(Image credit: Image Credit: Jefferrb / Pixabay)

The majority of IoT devices being released and bought this year will be obsolete in just a matter of years, new predictions has claimed.

Although a number of analyst reports have predicted that the number of connected devices in use around the world is set to soar, many devices being purchased in time for Christmas 2017 may be discarded before 2020.

The shortcomings of many devices concern the need for a consistent Internet connection, which all-too-often can let down the expectations of consumers and businesses alike, Couchbase has warned.

“We’ve heard of the Internet of Things for so long that it’s almost lost all meaning. Yet the generation of products that have been created with constant connectivity in mind will soon be obsolete – consumers and workers want devices that do what they need, not ones that aren’t fit for purpose the moment any signal disappears,” said Perry Krug, principal architect at Couchbase.

“We need to stop thinking in terms of ‘connected’ devices. This isn’t only a matter of ensuring that services are always available. It’s also a matter of guaranteeing users the performance they increasingly expect. After all, whether browsing flights or accessing maintenance diagnostics, a service will operate better if it’s running in the user’s hand than if it has to constantly access a server tens, hundreds or thousands of miles away. Connectivity can still help services meet their full potential, but it shouldn’t be assumed to be the universal constant.”

The firm says that there is no single "magic bullet" to help any IoT device instantly live up to expectations, but that edge computing can play a big role in ensuring that products or services can perform essential tasks whether or not they have an internet connection.

For example, driverless vehicles should be able to navigate, even without live traffic or other updates or an industrial device should still record performance and offer diagnostics in real-time. And as devices become more powerful, edge computing can also ensure that connected applications react and respond to demand as quickly as possible, giving the best customer experience.

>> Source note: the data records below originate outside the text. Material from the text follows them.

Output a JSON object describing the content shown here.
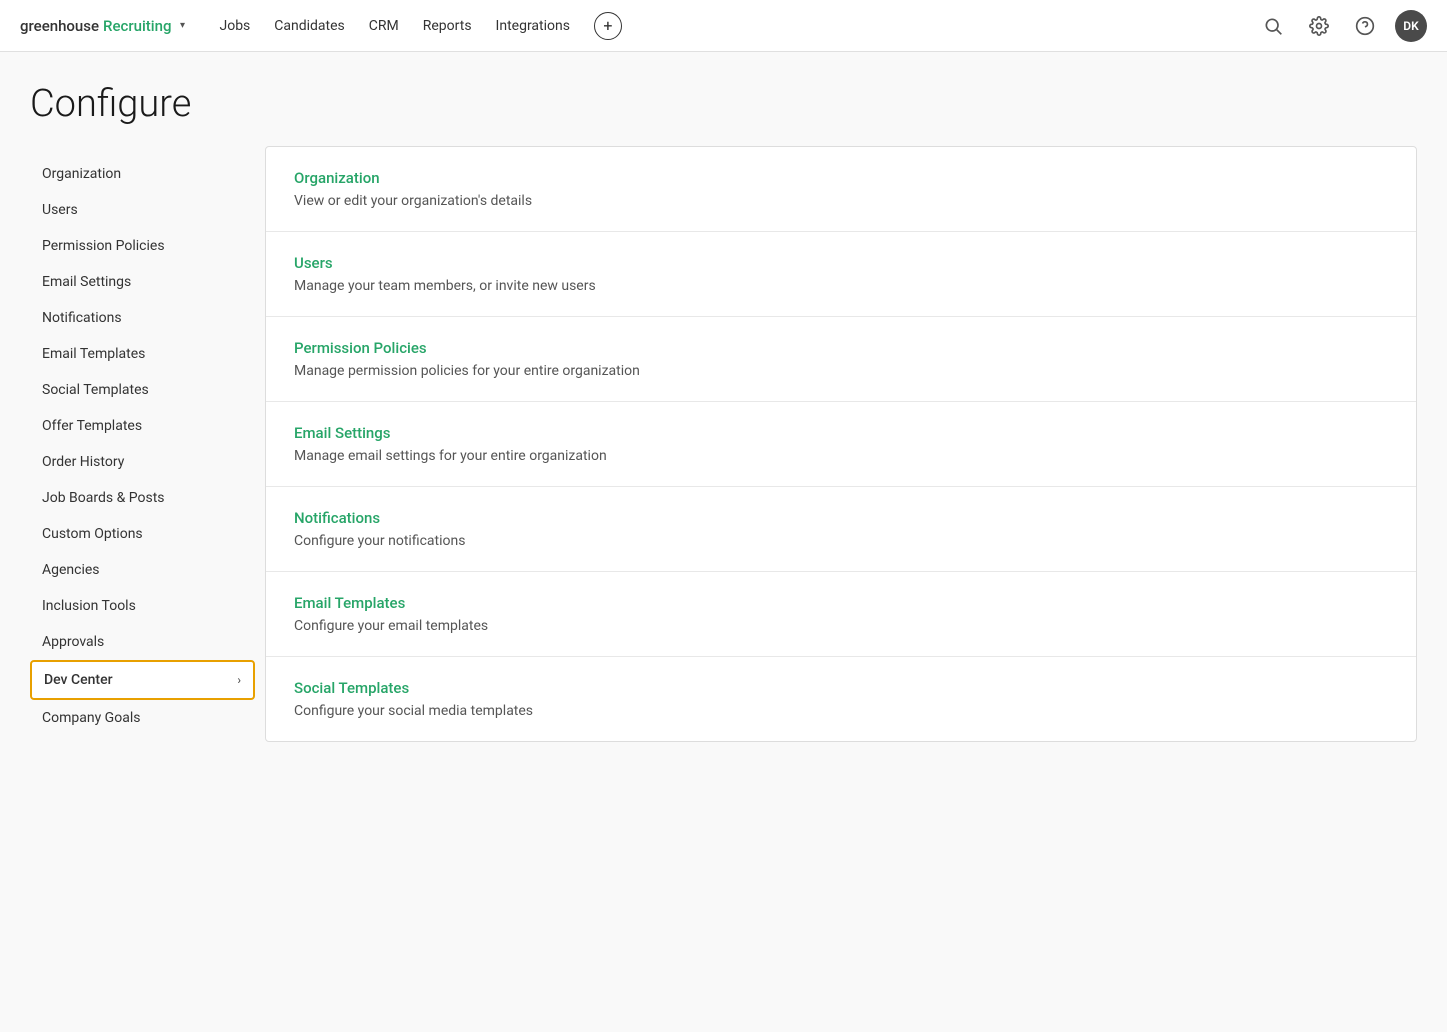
{
  "nav": {
    "logo_greenhouse": "greenhouse",
    "logo_recruiting": "Recruiting",
    "chevron": "▾",
    "links": [
      "Jobs",
      "Candidates",
      "CRM",
      "Reports",
      "Integrations"
    ],
    "plus_label": "+",
    "avatar_initials": "DK"
  },
  "page": {
    "title": "Configure"
  },
  "sidebar": {
    "items": [
      {
        "id": "organization",
        "label": "Organization",
        "active": false,
        "has_chevron": false
      },
      {
        "id": "users",
        "label": "Users",
        "active": false,
        "has_chevron": false
      },
      {
        "id": "permission-policies",
        "label": "Permission Policies",
        "active": false,
        "has_chevron": false
      },
      {
        "id": "email-settings",
        "label": "Email Settings",
        "active": false,
        "has_chevron": false
      },
      {
        "id": "notifications",
        "label": "Notifications",
        "active": false,
        "has_chevron": false
      },
      {
        "id": "email-templates",
        "label": "Email Templates",
        "active": false,
        "has_chevron": false
      },
      {
        "id": "social-templates",
        "label": "Social Templates",
        "active": false,
        "has_chevron": false
      },
      {
        "id": "offer-templates",
        "label": "Offer Templates",
        "active": false,
        "has_chevron": false
      },
      {
        "id": "order-history",
        "label": "Order History",
        "active": false,
        "has_chevron": false
      },
      {
        "id": "job-boards-posts",
        "label": "Job Boards & Posts",
        "active": false,
        "has_chevron": false
      },
      {
        "id": "custom-options",
        "label": "Custom Options",
        "active": false,
        "has_chevron": false
      },
      {
        "id": "agencies",
        "label": "Agencies",
        "active": false,
        "has_chevron": false
      },
      {
        "id": "inclusion-tools",
        "label": "Inclusion Tools",
        "active": false,
        "has_chevron": false
      },
      {
        "id": "approvals",
        "label": "Approvals",
        "active": false,
        "has_chevron": false
      },
      {
        "id": "dev-center",
        "label": "Dev Center",
        "active": true,
        "has_chevron": true
      },
      {
        "id": "company-goals",
        "label": "Company Goals",
        "active": false,
        "has_chevron": false
      }
    ]
  },
  "content": {
    "items": [
      {
        "id": "organization",
        "title": "Organization",
        "description": "View or edit your organization's details"
      },
      {
        "id": "users",
        "title": "Users",
        "description": "Manage your team members, or invite new users"
      },
      {
        "id": "permission-policies",
        "title": "Permission Policies",
        "description": "Manage permission policies for your entire organization"
      },
      {
        "id": "email-settings",
        "title": "Email Settings",
        "description": "Manage email settings for your entire organization"
      },
      {
        "id": "notifications",
        "title": "Notifications",
        "description": "Configure your notifications"
      },
      {
        "id": "email-templates",
        "title": "Email Templates",
        "description": "Configure your email templates"
      },
      {
        "id": "social-templates",
        "title": "Social Templates",
        "description": "Configure your social media templates"
      }
    ]
  }
}
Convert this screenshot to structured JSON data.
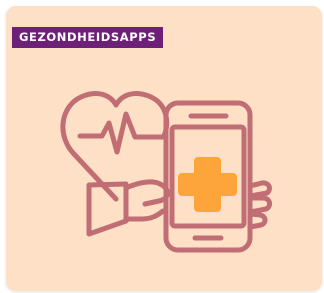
{
  "card": {
    "category_label": "GEZONDHEIDSAPPS",
    "icon": "health-app-phone-heart-icon"
  },
  "colors": {
    "card_background": "#fde0c6",
    "badge_background": "#6e1f78",
    "badge_text": "#ffffff",
    "icon_stroke": "#c06d73",
    "cross_fill": "#fda43a"
  }
}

"There is more, and more powerful, technology in the hands of consumers and at the edge than ever before; the only way to meet user’s expectation is to make use of it,” Krug added.  

Michael Moore
Michael Moore is News and Features Editor working across both ITProPortal and TechRadar Pro. He has worked as a technology journalist for more than five years, including spells at one of the UK's leading national newspapers. He is interested in hearing about all the latest news and developments across the Business IT world, and how companies are using new technology to help push forward their work and make their customer's lives easier.